CCR199HS L0191 R1-3
First-Year Seminar: CanLit Boom of the 1960's
Instructor: Professor N. Mount
Office Location: Jackman Humanities Building, 703
Brief Description of Course: Canada saw a literary explosion in the 1960s unlike anything the country had ever experienced before. The long decade between the late 1950s and the mid-1970s saw the emergence of what are still the best known names in Canadian literature, names like Margaret Atwood, Marie-Claire Blais, George Bowering, Leonard Cohen, Mavis Gallant, Margaret Laurence, Dennis Lee, Alice Munro, Michael Ondaatje, Al Purdy, Mordecai Richler, and Michel Tremblay. An outgrowth of my forthcoming book Arrival: The Story of CanLit (Anansi, 2017), this introductory seminar explores the principal causes, products, and legacies of the CanLit Boom of the 1960s. Besides our reading (novels, essays, poetry), we will visit some Toronto landmarks of the CanLit Boom, such as Coach House Press and the CanLit collections at the Fisher Rare Book Library.
Required Reading: Tentatively: Royal Commission on National Development in the Arts, Letters and Sciences, 1949-1951; John Kenneth Galbraith, The Affluent Society (1958); George Grant, Lament for a Nation (1965); Hubert Aquin, “The Cultural Fatigue of French Canada” (1962); Hubert Aquin, Next Episode, trans. Sheila Fischman (1965); Leonard Cohen, The Spice-Box of Earth (1961); bpNichol, The Alphabet Game: A bpNichol Reader (2007); Austin Clarke, The Meeting Point (1967); Margaret Atwood, Surfacing (1972); Mavis Gallant, Home Truths (1981); Alice Munro, Dance of the Happy Shades (1968).
First Three Authors/Texts: Galbraith, Grant, Aquin.

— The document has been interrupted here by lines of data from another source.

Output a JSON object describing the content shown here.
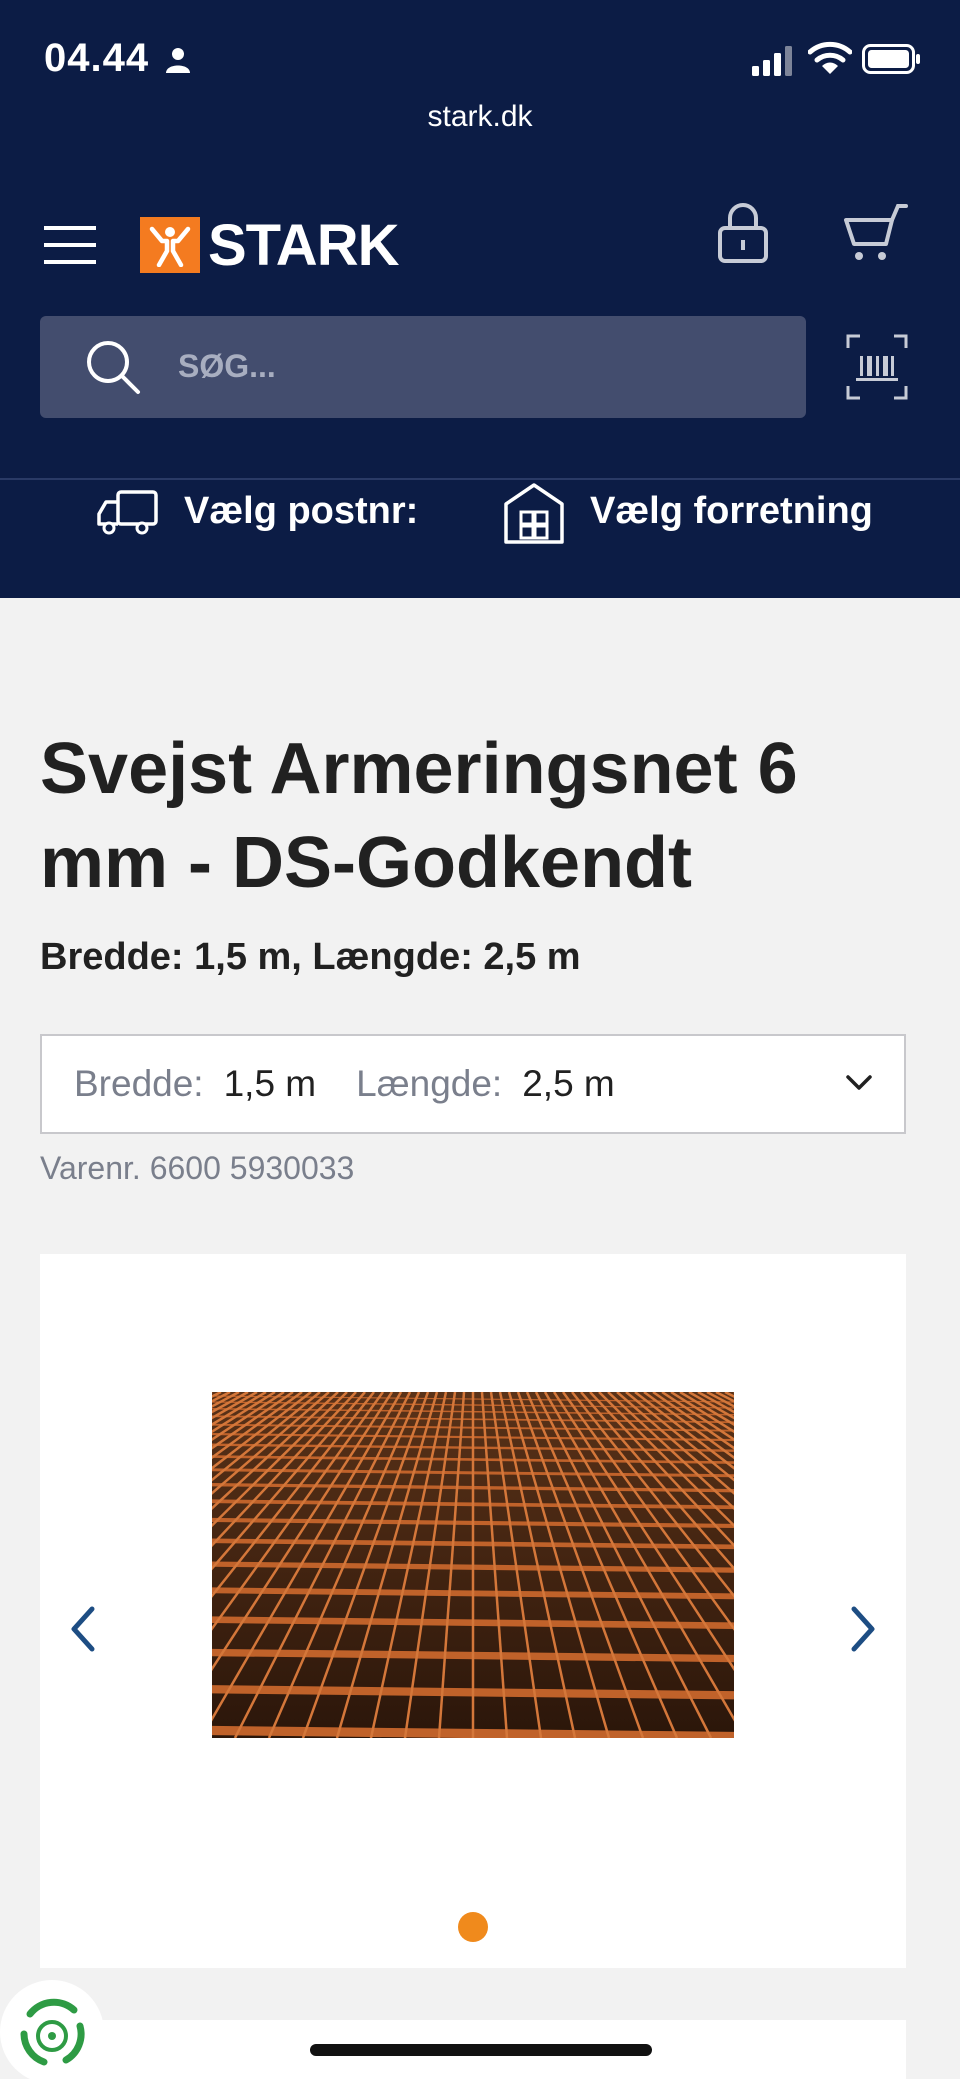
{
  "status": {
    "time": "04.44",
    "url": "stark.dk"
  },
  "header": {
    "brand": "STARK"
  },
  "search": {
    "placeholder": "SØG..."
  },
  "delivery": {
    "postnr_label": "Vælg postnr:",
    "store_label": "Vælg forretning"
  },
  "product": {
    "title": "Svejst Armeringsnet 6 mm - DS-Godkendt",
    "subtitle": "Bredde: 1,5 m, Længde: 2,5 m",
    "variant": {
      "width_label": "Bredde:",
      "width_value": "1,5 m",
      "length_label": "Længde:",
      "length_value": "2,5 m"
    },
    "sku": "Varenr. 6600 5930033"
  },
  "gallery": {
    "image_count": 1,
    "active_index": 0
  },
  "colors": {
    "navy": "#0c1c45",
    "orange": "#f47b20",
    "dot": "#f08a1c"
  }
}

Method of Evaluation: Course marks will be determined by seminar participation, including short written weekly responses (40%), and two essays (60%).